Jazz has many musical wings and R&B is one of them. Joe McBride has oft been compared to Ray Charles. While the two share many characteristics – losing their eyesight at a young age followed by rapid development of tremendous vocal and piano talent – McBride has a sound all his own, even when he’s rolling through America’s favorite blues tunes. The Missouri native has recorded and/or shared the stage with everyone from Whitney Houston to Larry Carlton. He channels the spirits of Ray Charles, Stevie Wonder and other R&B Songbook masters with his own smokin’ energy and style on Feb. 26.

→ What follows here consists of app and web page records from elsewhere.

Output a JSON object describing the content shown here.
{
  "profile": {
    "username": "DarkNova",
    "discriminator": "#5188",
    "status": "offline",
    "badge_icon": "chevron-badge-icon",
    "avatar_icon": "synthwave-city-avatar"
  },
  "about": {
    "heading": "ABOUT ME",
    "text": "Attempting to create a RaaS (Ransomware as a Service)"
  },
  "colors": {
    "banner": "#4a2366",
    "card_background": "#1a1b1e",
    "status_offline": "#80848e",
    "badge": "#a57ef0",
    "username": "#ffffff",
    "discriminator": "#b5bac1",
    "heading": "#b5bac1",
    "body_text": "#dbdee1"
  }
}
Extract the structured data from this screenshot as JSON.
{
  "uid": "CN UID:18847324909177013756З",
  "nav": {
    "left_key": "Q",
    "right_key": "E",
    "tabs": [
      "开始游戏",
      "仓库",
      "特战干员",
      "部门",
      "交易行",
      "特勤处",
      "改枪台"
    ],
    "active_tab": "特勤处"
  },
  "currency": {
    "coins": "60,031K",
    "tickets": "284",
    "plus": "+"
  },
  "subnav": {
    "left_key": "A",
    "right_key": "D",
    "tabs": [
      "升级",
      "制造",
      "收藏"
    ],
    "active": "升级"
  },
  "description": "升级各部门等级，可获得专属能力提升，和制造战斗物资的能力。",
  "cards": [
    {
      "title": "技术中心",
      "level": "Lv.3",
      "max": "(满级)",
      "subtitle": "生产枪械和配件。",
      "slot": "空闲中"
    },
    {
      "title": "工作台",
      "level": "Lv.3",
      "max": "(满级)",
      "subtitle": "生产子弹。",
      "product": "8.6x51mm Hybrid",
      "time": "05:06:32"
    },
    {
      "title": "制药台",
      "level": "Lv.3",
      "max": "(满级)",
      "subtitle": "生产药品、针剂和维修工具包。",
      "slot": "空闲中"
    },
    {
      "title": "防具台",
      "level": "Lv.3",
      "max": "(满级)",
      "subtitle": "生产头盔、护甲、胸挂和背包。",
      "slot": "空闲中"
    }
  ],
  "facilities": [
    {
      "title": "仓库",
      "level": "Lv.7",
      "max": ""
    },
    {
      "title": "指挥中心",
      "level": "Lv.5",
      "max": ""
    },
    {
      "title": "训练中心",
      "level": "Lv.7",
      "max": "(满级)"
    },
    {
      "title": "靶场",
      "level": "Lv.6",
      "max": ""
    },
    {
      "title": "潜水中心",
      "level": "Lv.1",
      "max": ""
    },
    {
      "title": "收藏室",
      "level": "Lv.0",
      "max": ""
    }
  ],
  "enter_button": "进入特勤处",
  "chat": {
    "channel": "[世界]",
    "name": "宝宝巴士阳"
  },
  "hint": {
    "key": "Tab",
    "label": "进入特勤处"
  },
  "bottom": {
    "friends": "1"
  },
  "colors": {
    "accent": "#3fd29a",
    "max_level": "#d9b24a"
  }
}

A voice that will hypnotize. Anyone who has trouble believing that vocal cords are a serious instrument has never heard or witnessed the enchantment of Cyrille Aimée. The young singer’s versatile vocal skills have been noted worldwide, from her native France, where she won the prestigious Montreux Jazz Festival Competition, to New York City, where she’s won the Sarah Vaughan International Jazz Vocal Competition. Her voice has been enthusiastically described as everything from “saucy” to “sweet” by the New York Times.

Lose yourself in musical passion. The power of The Emmet Cohen Trio is all-encompassing, like walking into a tunnel of sound where every one of your senses is simultaneously enlivened, yet relaxed. A musical prodigy from the age of 3, Emmet Cohen’s piano compositions and delivery run the gamut from fluid to explosive. The Trio hits every tone and color on the jazz palette on March 12.

The rare treat of experiencing Niki Haris on a small stage. Every year at the end-of-summer climax event, the Vail Jazz Party, the first tickets to sell out are for Niki Haris’ Gospel Prayer Meetin.’ The incredible soul singer who spent years touring with Madonna might be making a rarefied appearance on a smaller, indoor stage, but you can rest assured that her output will be as large and in-charge as ever. She gambols through a potent gamut of romping numbers while saluting her fellow sisters of soul on March 19.

The opportunity to witness John Chin before he’s swept up in big-time stardom. Born in South Korea and raised in California before moving to New York City and becoming a fixture of the Big Apple’s deep talent pool, John Chin draws inspiration not only from traditional jazz, but from pop, western and classical genres in his unique compositions. He’s released four albums as a bandleader and was nominated for a Grammy for his work on René Marie’s 2017 “Sound of Red” release. If you caught him performing with Marie in her Vail debut a couple of summers ago, you know he’s on a skyward trajectory. Don’t miss him at The Sonnenalp on March 26.

Supporting the future of musical talent, locally and globally. In addition to bringing in some of the world’s finest artists for the Winter Series and the pageant of free and ticketed summer performances, Vail Jazz also does its part in fostering generations of musicians to come through unique educational programs. These include the year-round Vail Jazz Goes to School program as well as the free summertime Jammin’ Jazz Kids sessions and the Vail Jazz Workshop, which selects and finances 12 of America’s top teenage musical prodigies in an intensive, week-long study group that culminates with live performances at the Vail Jazz Labor Day Weekend Party. Every ticket purchased for a Vail Jazz performance or a donation made directly supports the nonprofit’s educational initiatives which, in turn, secures amazing talent for our children and their children to enjoy.

Classy date night. It’s a beautiful, cold, wintery night and there you are, cozied up with your loved one in the elegant Ludwig’s Terrace, a glass of wine and gourmet meal on the table and one of the planet’s most talented musicians providing a scintillating live soundtrack a few feet away. A night out in Vail doesn’t really get more romantic.

Learn more about Vail Jazz’s 25th Anniversary Winter Series.